Goal of the exercise
Your answer should be an exact copy of the data.

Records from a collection
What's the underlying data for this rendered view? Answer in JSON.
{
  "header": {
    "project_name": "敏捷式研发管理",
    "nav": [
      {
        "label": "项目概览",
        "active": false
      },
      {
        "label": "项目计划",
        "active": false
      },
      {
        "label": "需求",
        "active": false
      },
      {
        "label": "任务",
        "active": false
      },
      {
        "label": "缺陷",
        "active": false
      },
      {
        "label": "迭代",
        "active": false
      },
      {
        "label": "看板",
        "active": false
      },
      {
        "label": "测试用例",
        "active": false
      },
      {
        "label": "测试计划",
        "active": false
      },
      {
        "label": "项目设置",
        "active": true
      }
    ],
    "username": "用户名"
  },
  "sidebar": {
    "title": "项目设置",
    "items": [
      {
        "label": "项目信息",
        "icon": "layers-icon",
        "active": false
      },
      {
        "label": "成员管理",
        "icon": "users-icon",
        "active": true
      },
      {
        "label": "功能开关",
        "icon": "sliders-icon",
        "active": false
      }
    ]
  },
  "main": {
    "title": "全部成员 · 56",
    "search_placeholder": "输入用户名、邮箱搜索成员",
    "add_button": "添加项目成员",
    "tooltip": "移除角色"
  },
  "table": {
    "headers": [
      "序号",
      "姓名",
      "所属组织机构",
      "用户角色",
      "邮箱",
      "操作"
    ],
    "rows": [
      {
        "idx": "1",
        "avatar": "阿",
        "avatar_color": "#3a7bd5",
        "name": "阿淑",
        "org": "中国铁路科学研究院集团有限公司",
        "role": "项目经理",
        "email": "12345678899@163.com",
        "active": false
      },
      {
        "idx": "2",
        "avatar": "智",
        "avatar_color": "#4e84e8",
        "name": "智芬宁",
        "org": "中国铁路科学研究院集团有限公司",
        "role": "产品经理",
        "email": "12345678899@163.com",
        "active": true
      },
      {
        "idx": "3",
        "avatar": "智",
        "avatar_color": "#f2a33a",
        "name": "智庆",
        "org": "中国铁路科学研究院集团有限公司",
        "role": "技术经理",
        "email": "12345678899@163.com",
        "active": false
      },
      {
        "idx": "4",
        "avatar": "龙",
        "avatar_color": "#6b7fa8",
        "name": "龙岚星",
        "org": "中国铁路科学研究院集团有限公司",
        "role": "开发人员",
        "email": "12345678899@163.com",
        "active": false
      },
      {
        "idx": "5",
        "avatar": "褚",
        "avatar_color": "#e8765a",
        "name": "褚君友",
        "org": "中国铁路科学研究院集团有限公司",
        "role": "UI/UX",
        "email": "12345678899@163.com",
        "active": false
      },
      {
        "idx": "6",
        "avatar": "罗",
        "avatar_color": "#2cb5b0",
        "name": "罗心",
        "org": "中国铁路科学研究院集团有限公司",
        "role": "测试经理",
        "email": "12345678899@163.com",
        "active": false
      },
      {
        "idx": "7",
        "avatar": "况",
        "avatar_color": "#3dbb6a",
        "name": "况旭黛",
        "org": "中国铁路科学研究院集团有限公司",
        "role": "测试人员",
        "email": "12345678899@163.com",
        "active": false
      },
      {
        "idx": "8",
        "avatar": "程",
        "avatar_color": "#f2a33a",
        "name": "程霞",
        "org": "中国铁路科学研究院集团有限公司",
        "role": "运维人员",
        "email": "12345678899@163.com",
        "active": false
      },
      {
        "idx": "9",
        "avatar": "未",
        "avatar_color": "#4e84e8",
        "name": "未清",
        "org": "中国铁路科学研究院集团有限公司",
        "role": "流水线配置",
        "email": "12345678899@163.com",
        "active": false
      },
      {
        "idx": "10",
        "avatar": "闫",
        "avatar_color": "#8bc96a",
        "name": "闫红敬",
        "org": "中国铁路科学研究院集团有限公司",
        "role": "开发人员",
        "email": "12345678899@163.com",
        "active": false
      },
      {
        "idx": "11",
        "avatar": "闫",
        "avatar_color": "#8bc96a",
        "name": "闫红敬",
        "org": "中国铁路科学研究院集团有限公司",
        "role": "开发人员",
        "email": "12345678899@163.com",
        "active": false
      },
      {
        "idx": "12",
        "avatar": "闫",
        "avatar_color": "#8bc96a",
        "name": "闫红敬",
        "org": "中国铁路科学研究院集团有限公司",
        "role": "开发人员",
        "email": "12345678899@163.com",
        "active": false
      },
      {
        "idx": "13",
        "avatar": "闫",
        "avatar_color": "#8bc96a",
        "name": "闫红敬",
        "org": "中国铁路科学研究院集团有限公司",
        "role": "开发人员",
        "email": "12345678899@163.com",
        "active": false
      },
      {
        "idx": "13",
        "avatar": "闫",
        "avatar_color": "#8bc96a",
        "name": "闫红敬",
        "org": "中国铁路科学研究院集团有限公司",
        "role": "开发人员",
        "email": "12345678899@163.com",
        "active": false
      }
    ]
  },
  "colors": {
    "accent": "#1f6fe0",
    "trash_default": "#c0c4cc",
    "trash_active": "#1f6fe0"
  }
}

Completed task
What's the underlying data for this rendered view? Answer in JSON.
{
  "header": {
    "project_name": "敏捷式研发管理",
    "nav": [
      {
        "label": "项目概览",
        "active": false
      },
      {
        "label": "项目计划",
        "active": false
      },
      {
        "label": "需求",
        "active": false
      },
      {
        "label": "任务",
        "active": false
      },
      {
        "label": "缺陷",
        "active": false
      },
      {
        "label": "迭代",
        "active": false
      },
      {
        "label": "看板",
        "active": false
      },
      {
        "label": "测试用例",
        "active": false
      },
      {
        "label": "测试计划",
        "active": false
      },
      {
        "label": "项目设置",
        "active": true
      }
    ],
    "username": "用户名"
  },
  "sidebar": {
    "title": "项目设置",
    "items": [
      {
        "label": "项目信息",
        "icon": "layers-icon",
        "active": false
      },
      {
        "label": "成员管理",
        "icon": "users-icon",
        "active": true
      },
      {
        "label": "功能开关",
        "icon": "sliders-icon",
        "active": false
      }
    ]
  },
  "main": {
    "title": "全部成员 · 56",
    "search_placeholder": "输入用户名、邮箱搜索成员",
    "add_button": "添加项目成员",
    "tooltip": "移除角色"
  },
  "table": {
    "headers": [
      "序号",
      "姓名",
      "所属组织机构",
      "用户角色",
      "邮箱",
      "操作"
    ],
    "rows": [
      {
        "idx": "1",
        "avatar": "阿",
        "avatar_color": "#3a7bd5",
        "name": "阿淑",
        "org": "中国铁路科学研究院集团有限公司",
        "role": "项目经理",
        "email": "12345678899@163.com",
        "active": false
      },
      {
        "idx": "2",
        "avatar": "智",
        "avatar_color": "#4e84e8",
        "name": "智芬宁",
        "org": "中国铁路科学研究院集团有限公司",
        "role": "产品经理",
        "email": "12345678899@163.com",
        "active": true
      },
      {
        "idx": "3",
        "avatar": "智",
        "avatar_color": "#f2a33a",
        "name": "智庆",
        "org": "中国铁路科学研究院集团有限公司",
        "role": "技术经理",
        "email": "12345678899@163.com",
        "active": false
      },
      {
        "idx": "4",
        "avatar": "龙",
        "avatar_color": "#6b7fa8",
        "name": "龙岚星",
        "org": "中国铁路科学研究院集团有限公司",
        "role": "开发人员",
        "email": "12345678899@163.com",
        "active": false
      },
      {
        "idx": "5",
        "avatar": "褚",
        "avatar_color": "#e8765a",
        "name": "褚君友",
        "org": "中国铁路科学研究院集团有限公司",
        "role": "UI/UX",
        "email": "12345678899@163.com",
        "active": false
      },
      {
        "idx": "6",
        "avatar": "罗",
        "avatar_color": "#2cb5b0",
        "name": "罗心",
        "org": "中国铁路科学研究院集团有限公司",
        "role": "测试经理",
        "email": "12345678899@163.com",
        "active": false
      },
      {
        "idx": "7",
        "avatar": "况",
        "avatar_color": "#3dbb6a",
        "name": "况旭黛",
        "org": "中国铁路科学研究院集团有限公司",
        "role": "测试人员",
        "email": "12345678899@163.com",
        "active": false
      },
      {
        "idx": "8",
        "avatar": "程",
        "avatar_color": "#f2a33a",
        "name": "程霞",
        "org": "中国铁路科学研究院集团有限公司",
        "role": "运维人员",
        "email": "12345678899@163.com",
        "active": false
      },
      {
        "idx": "9",
        "avatar": "未",
        "avatar_color": "#4e84e8",
        "name": "未清",
        "org": "中国铁路科学研究院集团有限公司",
        "role": "流水线配置",
        "email": "12345678899@163.com",
        "active": false
      },
      {
        "idx": "10",
        "avatar": "闫",
        "avatar_color": "#8bc96a",
        "name": "闫红敬",
        "org": "中国铁路科学研究院集团有限公司",
        "role": "开发人员",
        "email": "12345678899@163.com",
        "active": false
      },
      {
        "idx": "11",
        "avatar": "闫",
        "avatar_color": "#8bc96a",
        "name": "闫红敬",
        "org": "中国铁路科学研究院集团有限公司",
        "role": "开发人员",
        "email": "12345678899@163.com",
        "active": false
      },
      {
        "idx": "12",
        "avatar": "闫",
        "avatar_color": "#8bc96a",
        "name": "闫红敬",
        "org": "中国铁路科学研究院集团有限公司",
        "role": "开发人员",
        "email": "12345678899@163.com",
        "active": false
      },
      {
        "idx": "13",
        "avatar": "闫",
        "avatar_color": "#8bc96a",
        "name": "闫红敬",
        "org": "中国铁路科学研究院集团有限公司",
        "role": "开发人员",
        "email": "12345678899@163.com",
        "active": false
      },
      {
        "idx": "13",
        "avatar": "闫",
        "avatar_color": "#8bc96a",
        "name": "闫红敬",
        "org": "中国铁路科学研究院集团有限公司",
        "role": "开发人员",
        "email": "12345678899@163.com",
        "active": false
      }
    ]
  },
  "colors": {
    "accent": "#1f6fe0",
    "trash_default": "#c0c4cc",
    "trash_active": "#1f6fe0"
  }
}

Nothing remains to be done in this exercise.